Body weights and survival
Mean body weights of chemically exposed male rats generally ranged from 80% to 94% of those of vehicle controls, and mean body weights of chemically exposed female rats were from 90% to 97% those of vehicle controls. Mean body weights of chemically exposed male mice were similar to those of vehicle controls; mean body weights of chemically exposed female mice were 79%-95% of those of vehicle controls. Virtually all male and female rats that received glycidol died or were killed in a moribund condition as a result of the early induction of neoplastic disease (final survival--male: vehicle control, 16/50; low dose, 0/50; high dose, 0/50; female: 28/50; 4/50; 0/50). Survival of vehicle control male rats was lower than that usually observed; however, specific causes of deaths could not be determined. The survival of male mice and low dose female mice was similar to that of vehicle controls; survival of female mice that received 50 mg/kg was lower than that of vehicle controls after week 101 (final survival--male: 33/50; 25/50; 27/50; female: 29/50; 27/50; 17/50).
Nonneoplastic and neoplastic effects
Chemical-related nonneoplastic lesions in both rats and mice included hyperkeratosis and epithelial dysplasia of the forestomach.

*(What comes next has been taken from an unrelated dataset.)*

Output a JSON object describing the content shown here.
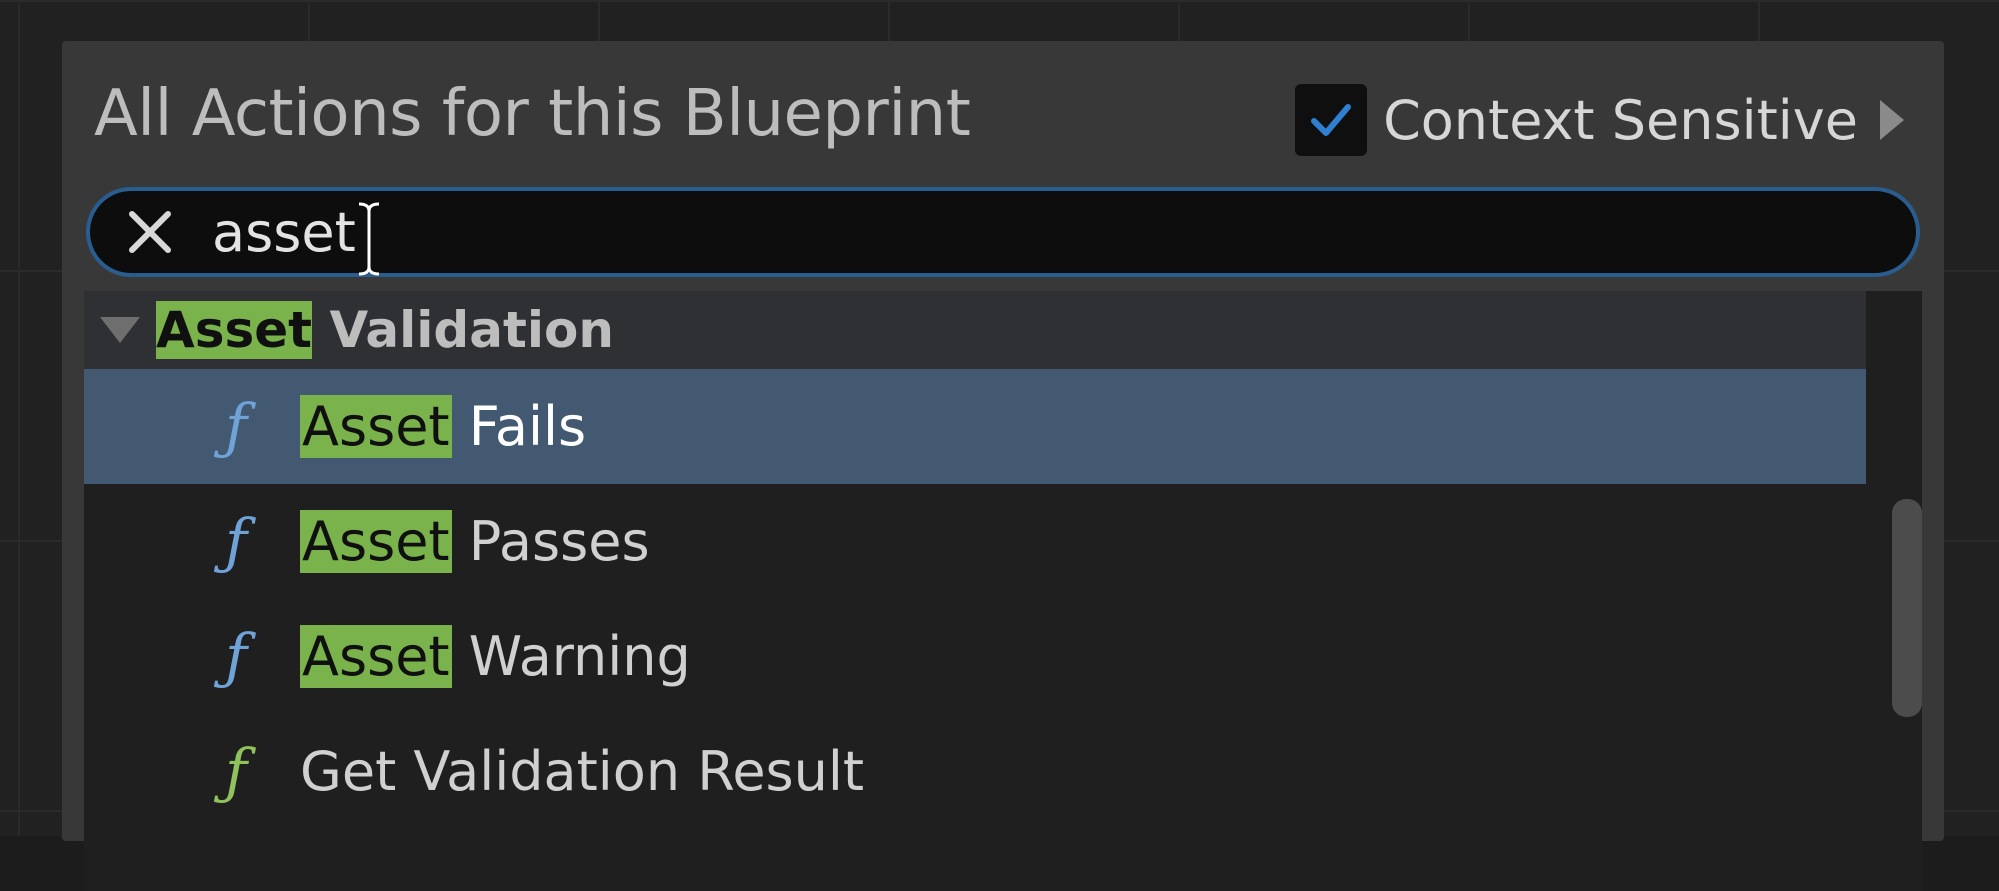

Fibrosis of the spleen was also present in rats of each sex, and cysts of the preputial gland and kidney were present in male mice.

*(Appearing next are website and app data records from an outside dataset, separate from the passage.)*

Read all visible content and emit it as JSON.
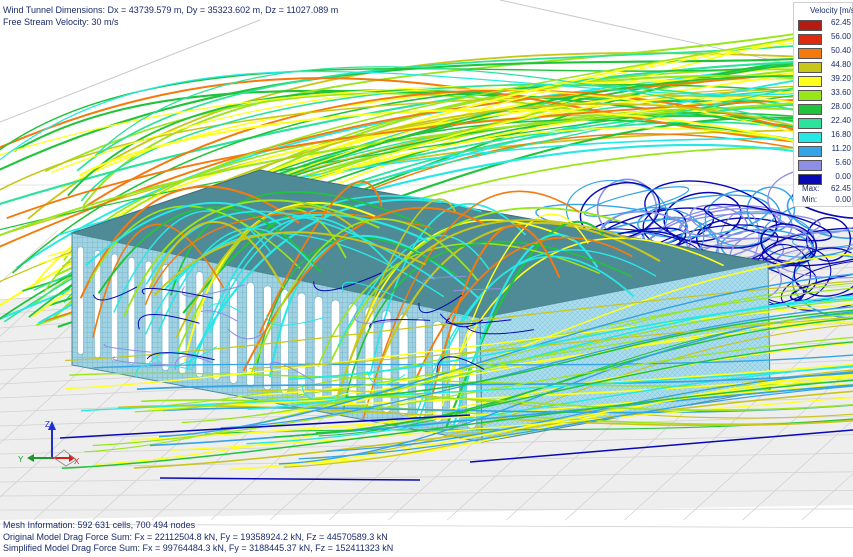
{
  "header": {
    "dimensions": "Wind Tunnel Dimensions: Dx = 43739.579 m, Dy = 35323.602 m, Dz = 11027.089 m",
    "velocity": "Free Stream Velocity: 30 m/s"
  },
  "legend": {
    "title": "Velocity [m/s]",
    "entries": [
      {
        "label": "62.45",
        "color": "#b41b12"
      },
      {
        "label": "56.00",
        "color": "#e02a10"
      },
      {
        "label": "50.40",
        "color": "#f57a0e"
      },
      {
        "label": "44.80",
        "color": "#c9c61a"
      },
      {
        "label": "39.20",
        "color": "#ffff1e"
      },
      {
        "label": "33.60",
        "color": "#99e61a"
      },
      {
        "label": "28.00",
        "color": "#20c43a"
      },
      {
        "label": "22.40",
        "color": "#2be39a"
      },
      {
        "label": "16.80",
        "color": "#26e8e4"
      },
      {
        "label": "11.20",
        "color": "#34a4e6"
      },
      {
        "label": "5.60",
        "color": "#8e8ee6"
      },
      {
        "label": "0.00",
        "color": "#0808b4"
      }
    ],
    "max_label": "Max:",
    "max_value": "62.45",
    "min_label": "Min:",
    "min_value": "0.00"
  },
  "footer": {
    "mesh": "Mesh Information: 592 631 cells, 700 494 nodes",
    "original": "Original Model Drag Force Sum: Fx = 22112504.8 kN, Fy = 19358924.2 kN, Fz = 44570589.3 kN",
    "simplified": "Simplified Model Drag Force Sum: Fx = 99764484.3 kN, Fy = 3188445.37 kN, Fz = 152411323 kN"
  },
  "axes": {
    "x": "X",
    "y": "Y",
    "z": "Z"
  },
  "colors": {
    "building_top": "#4f8b96",
    "building_side": "#a6dcec",
    "grid": "#cfcfcf"
  }
}
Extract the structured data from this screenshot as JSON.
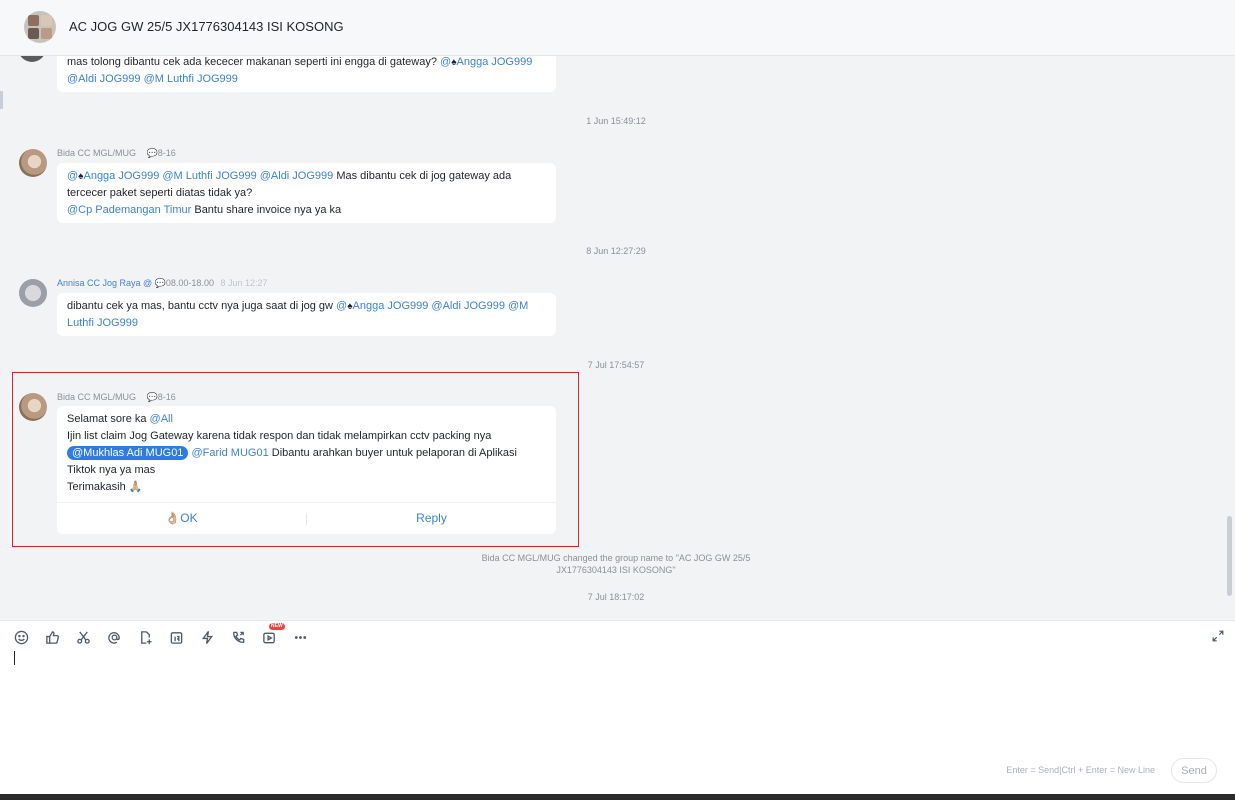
{
  "header": {
    "title": "AC JOG GW 25/5 JX1776304143 ISI KOSONG"
  },
  "messages": [
    {
      "id": "m0",
      "parts": [
        {
          "text": "mas tolong dibantu cek ada kececer makanan seperti ini engga di gateway? "
        },
        {
          "text": "@",
          "mention": true
        },
        {
          "text": "♠",
          "icon": true
        },
        {
          "text": "Angga JOG999",
          "mention": true
        },
        {
          "text": " "
        },
        {
          "text": "@Aldi JOG999",
          "mention": true
        },
        {
          "text": " "
        },
        {
          "text": "@M Luthfi JOG999",
          "mention": true
        }
      ]
    },
    {
      "id": "m1",
      "sender": "Bida CC MGL/MUG",
      "meta": "💬8-16",
      "parts": [
        {
          "text": "@",
          "mention": true
        },
        {
          "text": "♠",
          "icon": true
        },
        {
          "text": "Angga JOG999 @M Luthfi JOG999 @Aldi JOG999",
          "mention": true
        },
        {
          "text": " Mas dibantu cek di jog gateway ada tercecer paket seperti diatas tidak ya?"
        },
        {
          "br": true
        },
        {
          "text": "@Cp Pademangan Timur",
          "mention": true
        },
        {
          "text": " Bantu share invoice nya ya ka"
        }
      ]
    },
    {
      "id": "m2",
      "sender": "Annisa CC Jog Raya @",
      "meta": "💬08.00-18.00",
      "meta_time": "8 Jun 12:27",
      "parts": [
        {
          "text": "dibantu cek ya mas, bantu cctv nya juga saat di jog gw "
        },
        {
          "text": "@",
          "mention": true
        },
        {
          "text": "♠",
          "icon": true
        },
        {
          "text": "Angga JOG999 @Aldi JOG999 @M Luthfi JOG999",
          "mention": true
        }
      ]
    },
    {
      "id": "m3",
      "sender": "Bida CC MGL/MUG",
      "meta": "💬8-16",
      "parts": [
        {
          "text": "Selamat sore ka "
        },
        {
          "text": "@All",
          "mention": true
        },
        {
          "br": true
        },
        {
          "text": "Ijin list claim Jog Gateway karena tidak respon dan tidak melampirkan cctv packing nya"
        },
        {
          "br": true
        },
        {
          "text": "@Mukhlas Adi MUG01",
          "pill": true
        },
        {
          "text": " "
        },
        {
          "text": "@Farid MUG01",
          "mention": true
        },
        {
          "text": " Dibantu arahkan buyer untuk pelaporan di Aplikasi Tiktok nya ya mas"
        },
        {
          "br": true
        },
        {
          "text": "Terimakasih 🙏🏼"
        }
      ],
      "actions": {
        "ok": "👌🏼OK",
        "reply": "Reply"
      }
    }
  ],
  "timestamps": {
    "t1": "1 Jun 15:49:12",
    "t2": "8 Jun 12:27:29",
    "t3": "7 Jul 17:54:57",
    "t4": "7 Jul 18:17:02"
  },
  "system_note": "Bida CC MGL/MUG changed the group name to \"AC JOG GW 25/5 JX1776304143 ISI KOSONG\"",
  "toolbar": {
    "icons": [
      "smile-icon",
      "thumbs-up-icon",
      "scissors-icon",
      "at-icon",
      "file-add-icon",
      "calendar-icon",
      "flash-icon",
      "phone-icon",
      "video-icon",
      "more-icon"
    ],
    "new_badge": "NEW"
  },
  "composer": {
    "hint": "Enter = Send|Ctrl + Enter = New Line",
    "send_label": "Send",
    "value": ""
  }
}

Exposure to glycidol induced dose-related increases in the incidences of neoplasms in numerous tissues in both rats and mice (see summary table on page 5 of the Technical Report). In male rats, mesotheliomas arising in the tunica vaginalis and frequently metastasizing to the peritoneum were considered the major cause of early death. Early deaths in female rats were associated with the presence of mammary gland neoplasms.

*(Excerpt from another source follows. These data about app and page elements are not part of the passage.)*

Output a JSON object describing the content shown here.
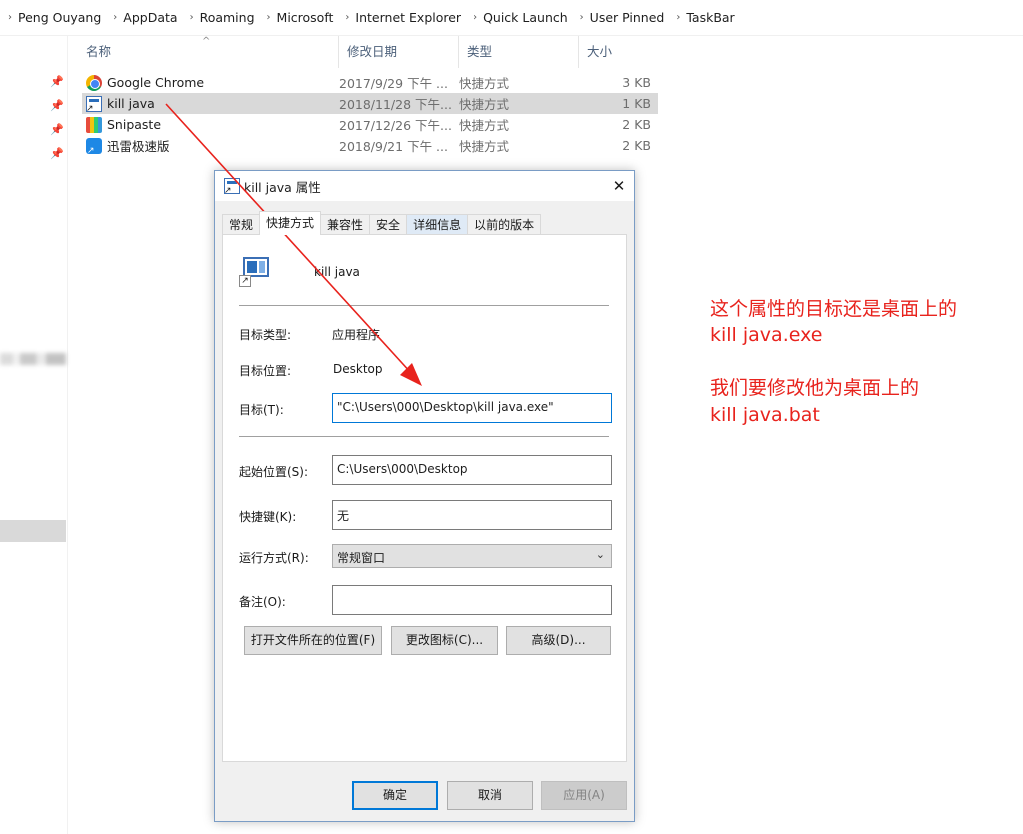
{
  "breadcrumb": [
    "Peng Ouyang",
    "AppData",
    "Roaming",
    "Microsoft",
    "Internet Explorer",
    "Quick Launch",
    "User Pinned",
    "TaskBar"
  ],
  "file_list": {
    "columns": {
      "name": "名称",
      "date": "修改日期",
      "type": "类型",
      "size": "大小"
    },
    "rows": [
      {
        "name": "Google Chrome",
        "date": "2017/9/29 下午 ...",
        "type": "快捷方式",
        "size": "3 KB",
        "icon": "chrome-icon"
      },
      {
        "name": "kill java",
        "date": "2018/11/28 下午...",
        "type": "快捷方式",
        "size": "1 KB",
        "icon": "shortcut-app-icon",
        "selected": true
      },
      {
        "name": "Snipaste",
        "date": "2017/12/26 下午...",
        "type": "快捷方式",
        "size": "2 KB",
        "icon": "snipaste-icon"
      },
      {
        "name": "迅雷极速版",
        "date": "2018/9/21 下午 ...",
        "type": "快捷方式",
        "size": "2 KB",
        "icon": "xunlei-icon"
      }
    ]
  },
  "dialog": {
    "title": "kill java 属性",
    "close": "✕",
    "tabs": [
      "常规",
      "快捷方式",
      "兼容性",
      "安全",
      "详细信息",
      "以前的版本"
    ],
    "active_tab": "快捷方式",
    "shortcut_name": "kill java",
    "target_type_label": "目标类型:",
    "target_type_value": "应用程序",
    "target_location_label": "目标位置:",
    "target_location_value": "Desktop",
    "target_label": "目标(T):",
    "target_value": "\"C:\\Users\\000\\Desktop\\kill java.exe\"",
    "start_in_label": "起始位置(S):",
    "start_in_value": "C:\\Users\\000\\Desktop",
    "hotkey_label": "快捷键(K):",
    "hotkey_value": "无",
    "run_label": "运行方式(R):",
    "run_value": "常规窗口",
    "comment_label": "备注(O):",
    "comment_value": "",
    "btn_open_location": "打开文件所在的位置(F)",
    "btn_change_icon": "更改图标(C)...",
    "btn_advanced": "高级(D)...",
    "btn_ok": "确定",
    "btn_cancel": "取消",
    "btn_apply": "应用(A)"
  },
  "annotation": {
    "line1": "这个属性的目标还是桌面上的",
    "line2": "kill java.exe",
    "line3": "我们要修改他为桌面上的",
    "line4": "kill java.bat",
    "color": "#e8231d"
  }
}
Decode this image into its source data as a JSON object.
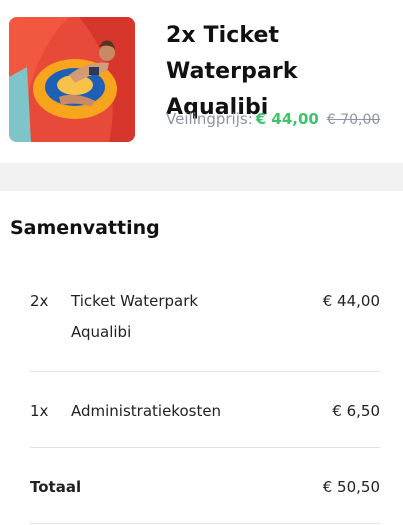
{
  "product": {
    "image_alt": "waterpark-slide-photo",
    "title": "2x Ticket Waterpark Aqualibi",
    "price_label": "Veilingprijs:",
    "price_now": "€ 44,00",
    "price_old": "€ 70,00"
  },
  "summary": {
    "title": "Samenvatting",
    "items": [
      {
        "qty": "2x",
        "name": "Ticket Waterpark Aqualibi",
        "amount": "€ 44,00"
      },
      {
        "qty": "1x",
        "name": "Administratiekosten",
        "amount": "€ 6,50"
      }
    ],
    "total_label": "Totaal",
    "total_amount": "€ 50,50"
  },
  "colors": {
    "accent_green": "#3dc46a",
    "muted_gray": "#8b95a3",
    "band": "#f2f2f2"
  }
}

Glycidol was mutagenic in a variety of in vitro and in vivo short-term tests. Mutagenic activity was observed in S. typhimurium strains TA97, TA98, TA100, TA1535, and TA1537 exposed to glycidol with and without exogenous metabolic activation. Glycidol was positive in the absence of exogenous metabolic activation in the mouse lymphoma assay for induction of trifluorothymidine resistance in L5178Y/TK cells; it was not tested with activation. In cytogenetic tests with CHO cells, glycidol induced both sister chromatid exchanges and chromosomal aberrations in the presence and absence of exogenous metabolic activation. Glycidol induced sex-linked recessive lethal mutations and reciprocal translocations in the germ cells of male D. melanogaster exposed by feeding. The incidence of micronucleated polychromatic erythrocytes was increased in the bone marrow of male B6C3F1 mice administered glycidol by intraperitoneal injection.
Under the conditions of these 2-year gavage studies, there was clear evidence of carcinogenic activity of glycidol for male F344/N rats, based on increased incidences of mesotheliomas of the tunica vaginalis; fibroadenomas of the mammary gland; gliomas of the brain; and neoplasms of the forestomach, intestine, skin, Zymbal gland, and thyroid gland. There was clear evidence of carcinogenic activity for female F344/N rats, based on increased incidences of fibroadenomas and adenocarcinomas of the mammary gland; gliomas of the brain; neoplasms of the oral mucosa, forestomach, clitoral gland, and thyroid gland; and leukemia. There was clear evidence of carcinogenic activity for male B6C3F1 mice based on increased incidences of neoplasms of the harderian gland, forestomach, skin, liver, and lung. There was clear evidence of carcinogenic activity for female B6C3F1 mice, based on increased incidences of neoplasms of the harderian gland, mammary gland, uterus, subcutaneous tissue, and skin. Other neoplasms that may have been related to the administration of glycidol were fibrosarcomas of the glandular stomach in female rats and carcinomas of the urinary bladder and sarcomas of the epididymis in male mice.